For the well-travelled amongst you, you might be able to recognise that this picture is from London. You might be able to tell from the phone boxes in the distance... Only these ones are not the usual red ones! These two phone boxes in London's City district, have been painted green to celebrate 60 years of the Samaritans in the UK. And today, I too met a good Samaritan...
I flew into London late last night, for work. After we had boarded the plane, on time, the captain came on to tell us about the journey ahead. Apparently, due to the high winds and impending storm hitting the UK, our flight would be delayed. For safety reasons the flow into Heathrow slows down in extreme conditions, he continued, and so we would get a later slot. He also warned us that the 40 mph winds currently blowing in from the Atlantic would make the flight and especially the landing "a bit bumpy".
I have to say that I am not usually scared of flying - I have been a regular flyer for many years.
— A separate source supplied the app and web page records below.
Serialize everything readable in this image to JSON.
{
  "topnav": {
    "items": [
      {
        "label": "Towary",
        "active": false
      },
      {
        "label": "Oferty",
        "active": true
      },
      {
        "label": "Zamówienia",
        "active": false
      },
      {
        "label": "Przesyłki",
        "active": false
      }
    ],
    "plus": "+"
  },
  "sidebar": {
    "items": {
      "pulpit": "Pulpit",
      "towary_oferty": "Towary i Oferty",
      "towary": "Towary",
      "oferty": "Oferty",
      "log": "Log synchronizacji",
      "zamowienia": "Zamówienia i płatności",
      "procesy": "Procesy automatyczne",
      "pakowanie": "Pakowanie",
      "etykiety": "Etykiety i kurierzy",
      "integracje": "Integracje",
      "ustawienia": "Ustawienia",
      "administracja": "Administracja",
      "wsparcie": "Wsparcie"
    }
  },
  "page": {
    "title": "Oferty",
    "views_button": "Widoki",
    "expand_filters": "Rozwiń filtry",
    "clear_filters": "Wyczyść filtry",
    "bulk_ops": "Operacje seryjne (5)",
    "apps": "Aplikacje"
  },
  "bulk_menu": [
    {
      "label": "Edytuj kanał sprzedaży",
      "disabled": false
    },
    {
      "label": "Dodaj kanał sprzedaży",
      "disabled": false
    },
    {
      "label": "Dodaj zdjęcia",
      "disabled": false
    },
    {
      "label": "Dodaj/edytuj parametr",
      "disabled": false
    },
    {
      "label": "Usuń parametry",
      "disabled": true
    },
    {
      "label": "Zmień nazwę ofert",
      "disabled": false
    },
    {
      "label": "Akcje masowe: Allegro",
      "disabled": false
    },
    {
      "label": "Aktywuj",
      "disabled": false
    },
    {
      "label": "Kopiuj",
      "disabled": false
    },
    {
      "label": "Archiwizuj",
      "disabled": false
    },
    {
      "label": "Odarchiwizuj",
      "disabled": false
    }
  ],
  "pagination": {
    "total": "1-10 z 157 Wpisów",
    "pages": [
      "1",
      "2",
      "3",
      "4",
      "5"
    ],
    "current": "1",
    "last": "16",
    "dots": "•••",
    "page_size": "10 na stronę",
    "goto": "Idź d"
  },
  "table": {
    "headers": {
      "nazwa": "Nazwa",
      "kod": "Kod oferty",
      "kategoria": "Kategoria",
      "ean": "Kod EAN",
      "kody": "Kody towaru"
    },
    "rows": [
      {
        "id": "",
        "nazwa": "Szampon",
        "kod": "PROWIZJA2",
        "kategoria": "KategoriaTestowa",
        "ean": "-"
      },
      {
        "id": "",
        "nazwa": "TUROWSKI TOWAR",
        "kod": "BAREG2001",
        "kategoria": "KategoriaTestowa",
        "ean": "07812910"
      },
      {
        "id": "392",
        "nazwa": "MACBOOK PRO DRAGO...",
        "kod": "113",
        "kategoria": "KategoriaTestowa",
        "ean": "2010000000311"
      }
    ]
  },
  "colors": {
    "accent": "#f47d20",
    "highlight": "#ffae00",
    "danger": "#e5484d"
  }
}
I have been flying less since moving to Greece, but still manage three of four return journeys a year. I have never, however, had a bad flying experience - nothing remarkable anyway. Plus, ever since meeting D and more so now that we are ready to adopt, I have been much more scared about my personal safety. So, understandably perhaps, I felt a little uncomfortable.
The man sitting next to me, an American living in London, made a comment about the news the pilot had just delivered and we got chatting. I confessed my nervousness for the coming flight. Very quickly, in a very mild but firm manner, he explained to me that he is a small-aircraft pilot and that, really, I had very little to worry about. He went on to explain, in quite simply language luckily, all about avionics and landing procedures. (He also suggested that I had some wine with my dinner; advice a duly followed!)
The flight was fairly uneventful, with some mild turbulance on the way into Heathrow. It did takes us a while to get a landing slot, but, despite the pilot's warning the waiting and circling around time (I am sure there is a term for this...) was reasonable. And then it came to landing!
It was windy - we could feel it from the dipping and diving once we started out descent into Heathrow. We had been warned and I had had the glass of wine as prescribed, but I was still very nervous.
The guy next to me, a total stranger, was simply wonderful! He coached me through the whole landing, explaining why we were accelerating, what the wing flaps were doing (yes, I was seated right by the wing) and what each noise and dip meant. He told me things before they happened (like "we will accelerate now") which was very reassuring, because it meant it was normal! He coached me through it like an expert, and I felt safe in knowing that it was not that strange a situation: that aircrafts land in horrid weather all the time. As we bounced around the landing tarmac I was happy to be on terra firma.
After we landed there was a clap. I thanked him for his help. He smiled.
There is something very powerful about the kindness of strangers. Something great about someone who hardly knows you taking the time to tell you that it will be OK. Something deeply human and deeply humane. We get glimpses of the possibilities of the human spirit at times like this.
And so with a little help from my good Samaritan, I made it to London safely.